- Consistency counts. Kids will play the odds just like the slots in a casino. If there’s a small chance they’ll beat the odds, they’ll keep playing. If our routines and responses are predictable, they’ll adjust their behavior to meet those routines.
- Some limits are required. Our children look to us for direction and guidance. They test our limits to understand the world. We provide structure and security in their chaotic lives. Our limits can be moveable, flexible, and reasonable, but they must provide some guidance.
- Effective encouragement works wonders. It sounds obvious, but I’ve learned this the hard way. Most of us were raised that more praise = more confidence. Not necessarily. Effective feedback builds confidence through evidence and appreciation. I might have to do another post on this one–it’s proven very powerful for me and my kids!
- Grace is available to all. Children make mistakes. Parents make mistakes.
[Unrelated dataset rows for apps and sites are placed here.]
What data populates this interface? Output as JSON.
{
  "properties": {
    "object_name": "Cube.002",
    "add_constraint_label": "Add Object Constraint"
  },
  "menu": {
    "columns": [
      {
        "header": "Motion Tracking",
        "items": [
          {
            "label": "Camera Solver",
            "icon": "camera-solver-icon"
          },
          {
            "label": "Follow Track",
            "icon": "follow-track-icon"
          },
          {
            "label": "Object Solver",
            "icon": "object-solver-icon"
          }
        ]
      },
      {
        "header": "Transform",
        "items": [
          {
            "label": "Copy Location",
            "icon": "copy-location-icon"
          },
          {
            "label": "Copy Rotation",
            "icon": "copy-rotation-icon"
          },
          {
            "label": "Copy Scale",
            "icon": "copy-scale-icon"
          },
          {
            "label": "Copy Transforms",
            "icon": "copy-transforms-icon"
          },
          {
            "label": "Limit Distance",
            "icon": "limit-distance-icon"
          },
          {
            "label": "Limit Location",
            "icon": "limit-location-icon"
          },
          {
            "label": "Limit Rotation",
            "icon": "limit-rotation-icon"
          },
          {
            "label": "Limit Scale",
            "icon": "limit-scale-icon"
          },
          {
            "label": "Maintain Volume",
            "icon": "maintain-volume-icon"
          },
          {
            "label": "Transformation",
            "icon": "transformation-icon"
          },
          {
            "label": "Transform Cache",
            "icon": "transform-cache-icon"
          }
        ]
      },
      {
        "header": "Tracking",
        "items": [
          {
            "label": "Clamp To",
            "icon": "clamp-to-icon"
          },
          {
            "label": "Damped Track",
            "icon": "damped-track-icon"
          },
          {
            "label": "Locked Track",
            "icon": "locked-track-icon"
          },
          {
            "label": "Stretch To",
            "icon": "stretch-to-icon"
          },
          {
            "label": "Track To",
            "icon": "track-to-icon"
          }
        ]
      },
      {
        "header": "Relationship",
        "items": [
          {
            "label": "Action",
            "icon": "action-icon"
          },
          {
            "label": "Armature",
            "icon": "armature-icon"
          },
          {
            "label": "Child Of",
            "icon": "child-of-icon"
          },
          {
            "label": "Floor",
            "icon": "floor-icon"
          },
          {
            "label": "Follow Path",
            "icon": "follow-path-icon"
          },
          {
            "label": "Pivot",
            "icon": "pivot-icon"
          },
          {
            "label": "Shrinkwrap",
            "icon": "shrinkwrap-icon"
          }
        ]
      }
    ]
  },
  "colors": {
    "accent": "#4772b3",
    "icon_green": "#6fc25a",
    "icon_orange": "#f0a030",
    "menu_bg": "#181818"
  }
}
It’s a far greater lesson to admit a mistake, forgive it, and learn from it than to hide or deny it. We need to model this for ourselves, our partners and our children.
- Accountability is learned through consequences. To be responsible citizens of the world, children need to understand the consequences of their actions. As parents, we help make those consequences more clear to our children. Letting reasonable, related consequences teach—rather than laying on the lecture—is powerful. They don’t need to be severe or painful, but just teach a lesson. Positive consequences teach too.
- Optimism breeds optimism (and happiness). Positive thinking and finding opportunities in every challenge make for a happier person, whether you call it optimism, the attraction principle, positive thinking, hope or faith. We need to teach our kids the essential skill of authentic, positive thinking.
- Love ‘em no matter what. No matter what. It goes with grace. Some days are harder than others, and we set limits and implement consequences, but we love ‘em no matter what. And in order for that to happen. . .
- Every parent needs relief. Every. One. Whether single or married, paid or unpaid, parenting is a joyful, rewarding, relentless, twenty-four hour, seven days a week job with out a vacation or sick days. Every parent needs a safety net and relief on a regular basis. No judgment. Just relief. And in order for that to happen. . .
- We need each other. To quote a cliche, it takes a village. No parent (or doctor, or therapist) has all the answers. We parent better in community. We need to stop judging one another and start supporting.
Visit Rocks in My Dryer for other great Works for Me ideas.